ABOUT THIS EXERCISE:
Every record below must be copied exactly, with images dropped.
··· GIVEN INFORMATION
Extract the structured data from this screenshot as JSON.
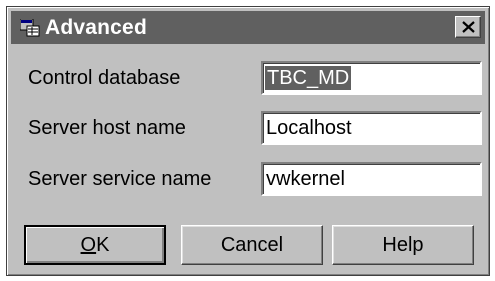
{
  "window": {
    "title": "Advanced"
  },
  "titlebar": {
    "close_label": "X"
  },
  "form": {
    "fields": [
      {
        "label": "Control database",
        "value": "TBC_MD"
      },
      {
        "label": "Server host name",
        "value": "Localhost"
      },
      {
        "label": "Server service name",
        "value": "vwkernel"
      }
    ]
  },
  "buttons": {
    "ok_first": "O",
    "ok_rest": "K",
    "cancel": "Cancel",
    "help": "Help"
  },
  "colors": {
    "titlebar": "#606060",
    "face": "#c0c0c0",
    "selection": "#606060"
  },
  "icons": {
    "app": "database-window-icon",
    "close": "close-icon"
  }
}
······
RESPONSE BOX:
Extract the structured data from this screenshot as JSON.
{
  "window": {
    "title": "Advanced"
  },
  "titlebar": {
    "close_label": "X"
  },
  "form": {
    "fields": [
      {
        "label": "Control database",
        "value": "TBC_MD"
      },
      {
        "label": "Server host name",
        "value": "Localhost"
      },
      {
        "label": "Server service name",
        "value": "vwkernel"
      }
    ]
  },
  "buttons": {
    "ok_first": "O",
    "ok_rest": "K",
    "cancel": "Cancel",
    "help": "Help"
  },
  "colors": {
    "titlebar": "#606060",
    "face": "#c0c0c0",
    "selection": "#606060"
  },
  "icons": {
    "app": "database-window-icon",
    "close": "close-icon"
  }
}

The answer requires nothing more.